▶ WORK ORDER: Write out the data exactly, please, and omit the pictures.

──────── SOURCE INFORMATION ────────

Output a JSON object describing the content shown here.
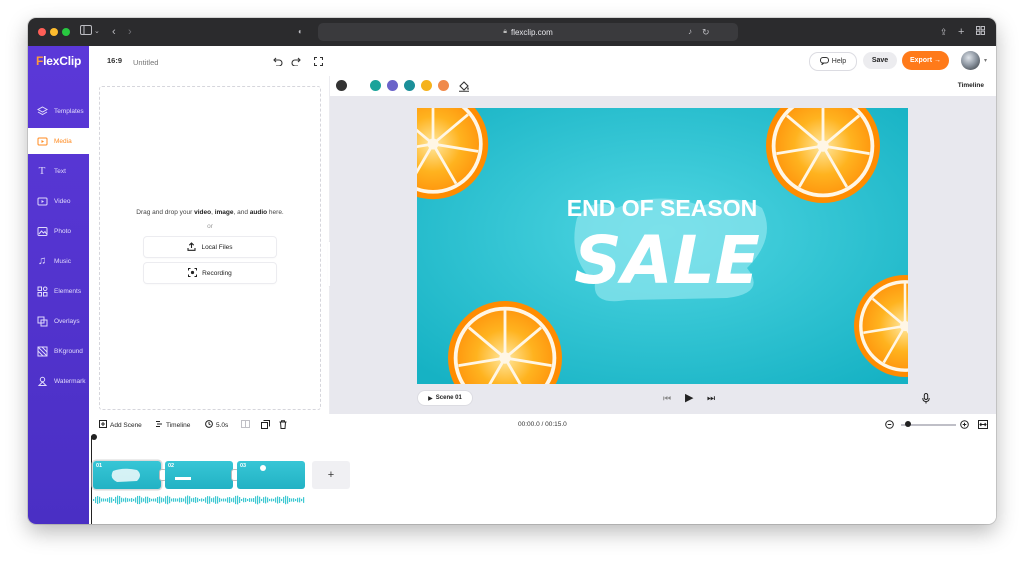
{
  "browser": {
    "url": "flexclip.com"
  },
  "app": {
    "logo": "FlexClip",
    "logo_first": "F",
    "logo_rest": "lexClip"
  },
  "sidebar": {
    "items": [
      {
        "label": "Templates",
        "icon": "layers-icon"
      },
      {
        "label": "Media",
        "icon": "media-icon",
        "active": true
      },
      {
        "label": "Text",
        "icon": "text-icon"
      },
      {
        "label": "Video",
        "icon": "video-icon"
      },
      {
        "label": "Photo",
        "icon": "photo-icon"
      },
      {
        "label": "Music",
        "icon": "music-icon"
      },
      {
        "label": "Elements",
        "icon": "elements-icon"
      },
      {
        "label": "Overlays",
        "icon": "overlays-icon"
      },
      {
        "label": "BKground",
        "icon": "background-icon"
      },
      {
        "label": "Watermark",
        "icon": "watermark-icon"
      }
    ]
  },
  "topbar": {
    "aspect_ratio": "16:9",
    "title_placeholder": "Untitled",
    "help_label": "Help",
    "save_label": "Save",
    "export_label": "Export →"
  },
  "media_panel": {
    "drop_prefix": "Drag and drop your",
    "drop_video": "video",
    "drop_sep1": ",",
    "drop_image": "image",
    "drop_sep2": ", and",
    "drop_audio": "audio",
    "drop_suffix": "here.",
    "or_text": "or",
    "local_files_label": "Local Files",
    "recording_label": "Recording"
  },
  "color_bar": {
    "swatches": [
      "#333333",
      "#1aa39a",
      "#6a63c9",
      "#1b8f99",
      "#f5b21c",
      "#f08a4b"
    ],
    "timeline_link": "Timeline"
  },
  "canvas": {
    "headline": "END OF SEASON",
    "sale": "SALE",
    "bg_color": "#1fbfd0"
  },
  "playback": {
    "scene_label": "Scene 01"
  },
  "timeline_toolbar": {
    "add_scene_label": "Add Scene",
    "timeline_label": "Timeline",
    "duration_label": "5.0s",
    "time_readout": "00:00.0 / 00:15.0",
    "zoom_level": 0.12
  },
  "timeline": {
    "clips": [
      {
        "number": "01"
      },
      {
        "number": "02"
      },
      {
        "number": "03"
      }
    ],
    "add_label": "+"
  }
}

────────

▶ RESPONSE AREA:
Output a JSON object describing the content shown here.
{
  "browser": {
    "url": "flexclip.com"
  },
  "app": {
    "logo": "FlexClip",
    "logo_first": "F",
    "logo_rest": "lexClip"
  },
  "sidebar": {
    "items": [
      {
        "label": "Templates",
        "icon": "layers-icon"
      },
      {
        "label": "Media",
        "icon": "media-icon",
        "active": true
      },
      {
        "label": "Text",
        "icon": "text-icon"
      },
      {
        "label": "Video",
        "icon": "video-icon"
      },
      {
        "label": "Photo",
        "icon": "photo-icon"
      },
      {
        "label": "Music",
        "icon": "music-icon"
      },
      {
        "label": "Elements",
        "icon": "elements-icon"
      },
      {
        "label": "Overlays",
        "icon": "overlays-icon"
      },
      {
        "label": "BKground",
        "icon": "background-icon"
      },
      {
        "label": "Watermark",
        "icon": "watermark-icon"
      }
    ]
  },
  "topbar": {
    "aspect_ratio": "16:9",
    "title_placeholder": "Untitled",
    "help_label": "Help",
    "save_label": "Save",
    "export_label": "Export →"
  },
  "media_panel": {
    "drop_prefix": "Drag and drop your",
    "drop_video": "video",
    "drop_sep1": ",",
    "drop_image": "image",
    "drop_sep2": ", and",
    "drop_audio": "audio",
    "drop_suffix": "here.",
    "or_text": "or",
    "local_files_label": "Local Files",
    "recording_label": "Recording"
  },
  "color_bar": {
    "swatches": [
      "#333333",
      "#1aa39a",
      "#6a63c9",
      "#1b8f99",
      "#f5b21c",
      "#f08a4b"
    ],
    "timeline_link": "Timeline"
  },
  "canvas": {
    "headline": "END OF SEASON",
    "sale": "SALE",
    "bg_color": "#1fbfd0"
  },
  "playback": {
    "scene_label": "Scene 01"
  },
  "timeline_toolbar": {
    "add_scene_label": "Add Scene",
    "timeline_label": "Timeline",
    "duration_label": "5.0s",
    "time_readout": "00:00.0 / 00:15.0",
    "zoom_level": 0.12
  },
  "timeline": {
    "clips": [
      {
        "number": "01"
      },
      {
        "number": "02"
      },
      {
        "number": "03"
      }
    ],
    "add_label": "+"
  }
}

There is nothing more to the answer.